Place, publisher, year, edition, pages
Stockholm: KTH, 2010. vii, 65 p.
Keyword
Duplex stainless steel, welding, HAZ, nitrogen, manganese, microstructure, austenite formation, phase balance, precipitates, element distribution, segregation, depletion, solidification, pitting corrosion resistance, solidification, element loss, evaporation, deposition, weld oxide, thermo-mechanical simulation, thermodynamic modelling, EPMA, XPS, post-weld cleaning, pickling
National Category
Metallurgy and Metallic Materials
Identifiers
urn:nbn:se:kth:diva-27387 (URN)978-91-7415-801-4 (ISBN)
Public defence
2010-12-17, Sal Q2, Osquldasväg 10 NB, KTH, Stockholm, 10:00 (English)
Opponent
Supervisors
Note
QC 20101213Available from: 2010-12-13 Created: 2010-12-13 Last updated: 2010-12-13Bibliographically approved

Open Access in DiVA

No full text

Other links

Publisher's full text

Search in DiVA

By author/editor
Westin, Elin M.
In the same journal
Corrosion Science
Materials Engineering

Search outside of DiVA

GoogleGoogle Scholar

doi
urn-nbn

Altmetric score

doi
urn-nbn
Total: 211 hits
CiteExportLink to record
Permanent link

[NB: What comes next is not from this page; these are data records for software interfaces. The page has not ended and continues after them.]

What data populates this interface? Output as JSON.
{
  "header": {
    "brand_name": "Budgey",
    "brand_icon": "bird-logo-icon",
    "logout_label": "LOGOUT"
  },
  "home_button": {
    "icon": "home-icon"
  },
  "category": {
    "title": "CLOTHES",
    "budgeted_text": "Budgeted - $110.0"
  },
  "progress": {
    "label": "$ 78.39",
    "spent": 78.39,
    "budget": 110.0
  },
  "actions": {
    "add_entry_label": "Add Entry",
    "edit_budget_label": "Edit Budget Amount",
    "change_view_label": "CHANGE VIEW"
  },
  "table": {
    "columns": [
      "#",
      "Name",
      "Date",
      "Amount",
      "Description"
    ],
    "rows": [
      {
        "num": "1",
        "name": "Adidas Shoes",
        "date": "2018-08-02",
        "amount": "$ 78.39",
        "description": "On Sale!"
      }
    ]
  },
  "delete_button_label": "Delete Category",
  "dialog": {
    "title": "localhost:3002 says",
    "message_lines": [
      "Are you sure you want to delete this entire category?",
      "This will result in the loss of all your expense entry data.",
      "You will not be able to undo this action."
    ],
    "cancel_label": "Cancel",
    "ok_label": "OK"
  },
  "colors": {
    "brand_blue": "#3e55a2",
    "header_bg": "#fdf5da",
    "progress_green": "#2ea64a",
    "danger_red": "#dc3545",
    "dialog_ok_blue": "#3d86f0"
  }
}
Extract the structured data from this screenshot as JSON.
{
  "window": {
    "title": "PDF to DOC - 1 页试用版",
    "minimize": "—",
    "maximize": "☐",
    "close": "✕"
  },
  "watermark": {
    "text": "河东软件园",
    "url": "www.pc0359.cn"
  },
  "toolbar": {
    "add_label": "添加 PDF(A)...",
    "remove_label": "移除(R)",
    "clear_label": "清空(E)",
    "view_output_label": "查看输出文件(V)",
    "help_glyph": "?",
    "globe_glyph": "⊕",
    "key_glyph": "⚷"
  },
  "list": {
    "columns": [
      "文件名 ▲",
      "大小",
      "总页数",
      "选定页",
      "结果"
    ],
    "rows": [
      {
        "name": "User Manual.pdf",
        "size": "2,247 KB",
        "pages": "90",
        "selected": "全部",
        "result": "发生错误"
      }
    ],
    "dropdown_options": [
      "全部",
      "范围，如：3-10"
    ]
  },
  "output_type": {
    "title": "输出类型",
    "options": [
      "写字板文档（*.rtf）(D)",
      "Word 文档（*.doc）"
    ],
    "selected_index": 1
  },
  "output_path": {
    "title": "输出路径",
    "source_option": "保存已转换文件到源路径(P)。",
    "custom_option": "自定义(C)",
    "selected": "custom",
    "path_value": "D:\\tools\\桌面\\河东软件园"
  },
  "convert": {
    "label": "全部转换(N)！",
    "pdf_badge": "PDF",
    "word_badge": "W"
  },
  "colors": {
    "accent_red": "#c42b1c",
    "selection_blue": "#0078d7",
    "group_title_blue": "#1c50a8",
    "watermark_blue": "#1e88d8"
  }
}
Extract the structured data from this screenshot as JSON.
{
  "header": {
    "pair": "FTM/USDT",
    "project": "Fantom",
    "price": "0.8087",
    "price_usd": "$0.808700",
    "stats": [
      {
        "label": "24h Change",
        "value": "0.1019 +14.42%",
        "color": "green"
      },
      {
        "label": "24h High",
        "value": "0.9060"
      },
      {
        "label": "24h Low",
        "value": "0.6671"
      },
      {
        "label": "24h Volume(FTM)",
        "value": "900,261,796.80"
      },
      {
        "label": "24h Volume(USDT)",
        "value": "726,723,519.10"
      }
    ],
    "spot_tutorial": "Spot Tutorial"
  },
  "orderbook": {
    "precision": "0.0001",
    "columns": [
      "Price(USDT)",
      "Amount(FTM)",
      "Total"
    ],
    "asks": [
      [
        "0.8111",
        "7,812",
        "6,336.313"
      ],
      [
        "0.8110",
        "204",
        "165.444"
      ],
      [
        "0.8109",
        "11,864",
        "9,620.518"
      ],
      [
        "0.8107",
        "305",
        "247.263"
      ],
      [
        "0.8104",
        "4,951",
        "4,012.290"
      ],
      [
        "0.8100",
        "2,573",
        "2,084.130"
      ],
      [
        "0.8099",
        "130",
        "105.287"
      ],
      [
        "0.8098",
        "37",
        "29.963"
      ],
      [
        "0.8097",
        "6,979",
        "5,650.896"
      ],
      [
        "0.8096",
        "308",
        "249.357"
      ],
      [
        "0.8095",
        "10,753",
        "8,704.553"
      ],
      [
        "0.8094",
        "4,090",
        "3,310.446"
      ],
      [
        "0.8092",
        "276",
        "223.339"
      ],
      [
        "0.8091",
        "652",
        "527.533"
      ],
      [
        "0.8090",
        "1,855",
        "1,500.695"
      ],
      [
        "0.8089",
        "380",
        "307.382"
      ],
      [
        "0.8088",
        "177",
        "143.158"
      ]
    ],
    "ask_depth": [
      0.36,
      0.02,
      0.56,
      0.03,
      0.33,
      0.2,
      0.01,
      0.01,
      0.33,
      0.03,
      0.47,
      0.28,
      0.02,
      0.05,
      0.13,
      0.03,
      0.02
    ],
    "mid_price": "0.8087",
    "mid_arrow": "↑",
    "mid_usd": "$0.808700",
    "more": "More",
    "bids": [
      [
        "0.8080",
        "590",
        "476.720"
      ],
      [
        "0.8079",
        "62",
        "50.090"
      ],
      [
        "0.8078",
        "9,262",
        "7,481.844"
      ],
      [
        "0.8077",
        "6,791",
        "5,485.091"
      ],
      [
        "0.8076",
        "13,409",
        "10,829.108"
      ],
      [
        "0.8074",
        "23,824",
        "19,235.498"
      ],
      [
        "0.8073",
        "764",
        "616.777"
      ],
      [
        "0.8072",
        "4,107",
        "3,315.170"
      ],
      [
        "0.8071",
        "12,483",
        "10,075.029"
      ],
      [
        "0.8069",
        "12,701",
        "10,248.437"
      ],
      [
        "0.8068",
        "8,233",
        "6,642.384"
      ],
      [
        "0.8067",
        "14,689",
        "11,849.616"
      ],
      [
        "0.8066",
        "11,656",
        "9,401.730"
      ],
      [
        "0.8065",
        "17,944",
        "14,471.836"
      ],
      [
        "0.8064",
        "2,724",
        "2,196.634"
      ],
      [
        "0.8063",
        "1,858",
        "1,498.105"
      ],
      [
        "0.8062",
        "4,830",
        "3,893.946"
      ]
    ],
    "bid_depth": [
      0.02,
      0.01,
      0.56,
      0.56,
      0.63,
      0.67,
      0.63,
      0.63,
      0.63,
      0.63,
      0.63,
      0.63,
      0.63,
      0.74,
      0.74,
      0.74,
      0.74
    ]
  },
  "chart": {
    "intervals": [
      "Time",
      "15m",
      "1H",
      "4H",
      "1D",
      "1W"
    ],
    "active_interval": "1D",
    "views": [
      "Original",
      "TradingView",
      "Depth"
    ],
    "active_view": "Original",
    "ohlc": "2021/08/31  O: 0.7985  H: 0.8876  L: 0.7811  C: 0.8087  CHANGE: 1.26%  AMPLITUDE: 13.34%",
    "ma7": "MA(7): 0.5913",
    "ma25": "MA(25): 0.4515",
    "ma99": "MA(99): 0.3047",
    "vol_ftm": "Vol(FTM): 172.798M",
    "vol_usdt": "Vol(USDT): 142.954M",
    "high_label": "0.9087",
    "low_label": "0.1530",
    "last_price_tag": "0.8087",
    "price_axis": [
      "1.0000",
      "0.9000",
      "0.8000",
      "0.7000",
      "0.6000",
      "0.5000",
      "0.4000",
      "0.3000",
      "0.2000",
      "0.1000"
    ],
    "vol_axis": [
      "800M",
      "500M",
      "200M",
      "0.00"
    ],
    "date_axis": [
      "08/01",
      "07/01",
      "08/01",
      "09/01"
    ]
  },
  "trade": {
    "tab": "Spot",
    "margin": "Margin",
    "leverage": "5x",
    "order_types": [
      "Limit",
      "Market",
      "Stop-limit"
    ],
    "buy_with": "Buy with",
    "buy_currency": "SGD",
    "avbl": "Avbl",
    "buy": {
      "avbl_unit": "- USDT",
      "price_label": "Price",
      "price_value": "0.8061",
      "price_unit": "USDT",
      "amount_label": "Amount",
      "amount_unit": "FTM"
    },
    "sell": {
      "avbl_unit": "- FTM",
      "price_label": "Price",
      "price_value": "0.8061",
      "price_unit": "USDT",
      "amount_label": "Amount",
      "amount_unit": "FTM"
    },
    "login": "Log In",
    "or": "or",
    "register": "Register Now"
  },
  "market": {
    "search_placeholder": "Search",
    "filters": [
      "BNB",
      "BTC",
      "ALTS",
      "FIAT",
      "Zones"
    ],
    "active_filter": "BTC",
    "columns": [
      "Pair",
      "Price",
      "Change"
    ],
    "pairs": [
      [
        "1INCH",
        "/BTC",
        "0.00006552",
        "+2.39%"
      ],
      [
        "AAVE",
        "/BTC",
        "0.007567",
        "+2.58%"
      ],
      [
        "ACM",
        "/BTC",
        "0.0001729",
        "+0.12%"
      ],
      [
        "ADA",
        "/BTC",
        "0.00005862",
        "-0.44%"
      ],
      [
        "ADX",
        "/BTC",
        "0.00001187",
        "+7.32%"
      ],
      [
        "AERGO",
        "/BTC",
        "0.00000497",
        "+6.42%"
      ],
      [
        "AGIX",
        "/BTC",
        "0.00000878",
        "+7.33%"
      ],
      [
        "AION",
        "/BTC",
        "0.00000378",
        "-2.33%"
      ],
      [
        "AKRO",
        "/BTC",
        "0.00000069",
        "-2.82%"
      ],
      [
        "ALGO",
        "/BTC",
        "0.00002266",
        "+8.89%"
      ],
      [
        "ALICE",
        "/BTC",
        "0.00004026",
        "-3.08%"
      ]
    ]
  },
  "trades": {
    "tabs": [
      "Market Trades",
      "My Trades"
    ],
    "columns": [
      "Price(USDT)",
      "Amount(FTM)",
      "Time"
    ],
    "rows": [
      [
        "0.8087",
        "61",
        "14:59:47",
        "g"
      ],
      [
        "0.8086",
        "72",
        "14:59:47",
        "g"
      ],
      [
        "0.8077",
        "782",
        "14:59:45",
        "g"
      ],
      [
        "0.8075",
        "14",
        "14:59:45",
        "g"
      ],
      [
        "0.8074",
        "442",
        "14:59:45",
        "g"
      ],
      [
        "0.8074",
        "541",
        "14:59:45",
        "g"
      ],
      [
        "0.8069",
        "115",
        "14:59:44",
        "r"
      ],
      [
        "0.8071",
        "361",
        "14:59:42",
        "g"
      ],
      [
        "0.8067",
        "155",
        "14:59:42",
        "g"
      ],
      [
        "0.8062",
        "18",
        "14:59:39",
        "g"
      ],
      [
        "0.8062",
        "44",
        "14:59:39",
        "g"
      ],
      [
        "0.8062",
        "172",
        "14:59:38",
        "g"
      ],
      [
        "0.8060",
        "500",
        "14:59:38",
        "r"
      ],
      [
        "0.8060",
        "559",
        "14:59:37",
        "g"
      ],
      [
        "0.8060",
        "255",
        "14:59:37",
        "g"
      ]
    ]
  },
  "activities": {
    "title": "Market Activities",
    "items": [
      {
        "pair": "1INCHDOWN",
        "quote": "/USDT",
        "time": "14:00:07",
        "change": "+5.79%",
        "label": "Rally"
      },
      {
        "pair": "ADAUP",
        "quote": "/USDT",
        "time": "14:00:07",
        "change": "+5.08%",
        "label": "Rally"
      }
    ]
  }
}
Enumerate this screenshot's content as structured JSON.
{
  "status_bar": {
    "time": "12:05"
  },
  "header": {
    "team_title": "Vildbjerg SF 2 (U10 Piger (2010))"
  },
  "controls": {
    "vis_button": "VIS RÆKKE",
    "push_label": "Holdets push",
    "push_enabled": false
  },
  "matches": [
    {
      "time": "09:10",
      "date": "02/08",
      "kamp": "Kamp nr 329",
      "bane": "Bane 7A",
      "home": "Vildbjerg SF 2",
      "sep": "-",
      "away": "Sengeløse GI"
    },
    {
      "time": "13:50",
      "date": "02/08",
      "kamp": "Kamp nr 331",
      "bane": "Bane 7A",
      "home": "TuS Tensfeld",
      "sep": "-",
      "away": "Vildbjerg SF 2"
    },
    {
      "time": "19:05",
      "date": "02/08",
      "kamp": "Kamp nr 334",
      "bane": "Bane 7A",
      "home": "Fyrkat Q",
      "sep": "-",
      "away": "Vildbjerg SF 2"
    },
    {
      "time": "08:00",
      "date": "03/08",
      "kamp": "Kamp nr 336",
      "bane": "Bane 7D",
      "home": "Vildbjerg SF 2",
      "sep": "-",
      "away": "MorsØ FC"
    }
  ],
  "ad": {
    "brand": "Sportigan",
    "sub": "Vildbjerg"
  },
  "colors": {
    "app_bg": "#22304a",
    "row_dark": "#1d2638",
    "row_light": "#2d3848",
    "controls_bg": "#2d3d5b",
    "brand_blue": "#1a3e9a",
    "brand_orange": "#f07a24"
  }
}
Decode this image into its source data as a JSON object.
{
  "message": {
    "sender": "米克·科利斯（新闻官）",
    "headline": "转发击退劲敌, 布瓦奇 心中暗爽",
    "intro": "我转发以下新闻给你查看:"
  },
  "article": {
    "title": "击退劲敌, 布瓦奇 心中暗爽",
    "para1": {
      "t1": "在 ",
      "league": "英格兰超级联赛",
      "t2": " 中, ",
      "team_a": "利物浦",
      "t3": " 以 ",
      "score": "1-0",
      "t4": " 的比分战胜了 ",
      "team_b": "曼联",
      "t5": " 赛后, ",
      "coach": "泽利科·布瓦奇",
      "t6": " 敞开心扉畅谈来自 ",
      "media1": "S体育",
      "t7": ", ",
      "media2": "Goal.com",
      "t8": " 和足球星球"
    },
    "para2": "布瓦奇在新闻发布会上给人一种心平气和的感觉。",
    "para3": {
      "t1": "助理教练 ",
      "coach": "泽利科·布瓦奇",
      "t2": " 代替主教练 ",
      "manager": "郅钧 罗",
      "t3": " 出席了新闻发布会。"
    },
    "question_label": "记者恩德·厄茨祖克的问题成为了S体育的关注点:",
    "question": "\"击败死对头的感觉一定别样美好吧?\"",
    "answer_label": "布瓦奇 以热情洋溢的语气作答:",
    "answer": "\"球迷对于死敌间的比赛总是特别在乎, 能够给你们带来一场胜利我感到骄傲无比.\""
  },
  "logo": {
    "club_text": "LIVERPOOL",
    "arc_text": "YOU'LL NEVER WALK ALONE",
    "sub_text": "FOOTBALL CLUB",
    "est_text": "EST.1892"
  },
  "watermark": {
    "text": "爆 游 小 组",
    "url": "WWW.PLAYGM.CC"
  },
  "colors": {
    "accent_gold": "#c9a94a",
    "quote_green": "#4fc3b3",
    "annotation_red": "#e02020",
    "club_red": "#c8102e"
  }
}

Direct link
Cite
Citation style
  • apa
  • harvard1
  • ieee
  • modern-language-association-8th-edition
  • vancouver
  • Other style
More styles
Language
  • de-DE
  • en-GB
  • en-US
  • fi-FI
  • nn-NO
  • nn-NB
  • sv-SE
  • Other locale
More languages
Output format
  • html
  • text
  • asciidoc
  • rtf